A model of a concrete team is used to exemplify how social emotions can be identified in SocLab, and to illustrate how such identification can help in auditing organisations or designing policies for promoting collaboration


We show in TABLE II and TABLE III the potential of Joy of all actors, for Group Identification (GI) of some actors in [0, 1] (GI is varied with step size of 0.1). The GI of the other actors is kept in 0. In TABLE II the actors whose GI is varying are: the Director, researcher_W, developer_W, and techSpreader_W, i.e., all those actors weakly engaged/identified. In order to check the effect of varying only the GI of the Director, only this actor’s GI is varied in TABLE III.

We can see from TABLE II that the potential of Joy of the Director decreases from 100 to 68, while the emotions of the other non strongly engaged actors (lines in blue) increase, and the emotions of the engaged actors do not suffer significative changes. Also we see how collaboration of the Director suffers a significative change as the state of the relation it controls decreases from 2.5 to -8.2. The state of the relations controled by the other weakly engaged actors do not change significatively.
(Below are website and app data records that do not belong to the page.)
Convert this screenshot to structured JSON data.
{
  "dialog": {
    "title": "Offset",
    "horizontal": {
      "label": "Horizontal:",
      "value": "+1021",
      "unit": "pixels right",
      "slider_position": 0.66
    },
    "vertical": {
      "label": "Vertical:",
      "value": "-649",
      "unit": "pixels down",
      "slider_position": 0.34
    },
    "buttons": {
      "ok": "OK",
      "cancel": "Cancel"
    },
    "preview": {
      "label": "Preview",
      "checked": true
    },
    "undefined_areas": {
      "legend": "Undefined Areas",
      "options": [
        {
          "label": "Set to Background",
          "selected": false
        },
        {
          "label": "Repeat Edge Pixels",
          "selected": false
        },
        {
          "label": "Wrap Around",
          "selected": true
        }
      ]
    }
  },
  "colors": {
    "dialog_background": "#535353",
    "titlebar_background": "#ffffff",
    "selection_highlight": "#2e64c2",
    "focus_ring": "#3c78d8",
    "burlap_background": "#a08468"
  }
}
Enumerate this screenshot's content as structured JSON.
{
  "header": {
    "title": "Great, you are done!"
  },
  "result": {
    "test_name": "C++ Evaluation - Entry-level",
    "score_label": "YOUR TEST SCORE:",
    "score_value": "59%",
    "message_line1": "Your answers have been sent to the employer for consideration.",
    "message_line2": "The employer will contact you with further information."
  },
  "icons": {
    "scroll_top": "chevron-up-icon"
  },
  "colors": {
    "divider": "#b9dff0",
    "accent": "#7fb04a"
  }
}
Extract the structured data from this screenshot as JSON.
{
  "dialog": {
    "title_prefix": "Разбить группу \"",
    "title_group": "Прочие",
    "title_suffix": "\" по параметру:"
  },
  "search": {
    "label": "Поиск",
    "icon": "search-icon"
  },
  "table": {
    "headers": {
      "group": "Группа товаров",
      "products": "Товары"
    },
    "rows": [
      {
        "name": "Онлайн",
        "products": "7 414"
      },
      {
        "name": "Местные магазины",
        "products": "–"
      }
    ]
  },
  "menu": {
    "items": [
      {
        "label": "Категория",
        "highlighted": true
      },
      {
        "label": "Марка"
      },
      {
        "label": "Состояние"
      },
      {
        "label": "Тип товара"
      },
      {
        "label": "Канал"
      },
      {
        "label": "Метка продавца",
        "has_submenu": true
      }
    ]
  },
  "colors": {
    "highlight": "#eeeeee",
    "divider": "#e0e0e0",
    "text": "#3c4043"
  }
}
TABLE III shows that the main effect on the joy of actors come from the variation of GI of the Director. This result is useful to orient management decisions to increse collaboration and joy of actors in the TDPM team. Additionally, TABLE III shows that collaboration of the actor techSpreader_W decreases, as the value of the relation it controls decreases, going from -8.5 to -9.9, taking advange of the Director higher collaboration when its GI increases.

TABLE II. Potential of JOY felt by the actors of the TDPM team, and state of the relations, FOR GI=0, 0.1, .., 1 for actors: Director,researcher_W, developer_W and techSpreader_W (lines in blue). The GI of the other actors remain in 0.


TABLE III. Potential of JOY felt by the actors of the TDPM team, and state of the relations, FOR GI=0, 0.5,0.8, and 1 for the Director (line in blue).The GI of the other actors remain in 0.



Ortony A., G. Clore, and A. Collins. 1988. The Cognitive Structure of Emotions. New York: Cambridge University Press.

Steunebrink, B., M. Dastani, and J.-J.Ch. Meyer. 2012. A formal model of emotion triggers: an approach for BDI agents. Synthese. 185(1):83-129. Springer.

Terán Oswaldo and Christophe Sibertin-Blanc. 2014. Indexes of Emotions in Organisational Settings.  submitted.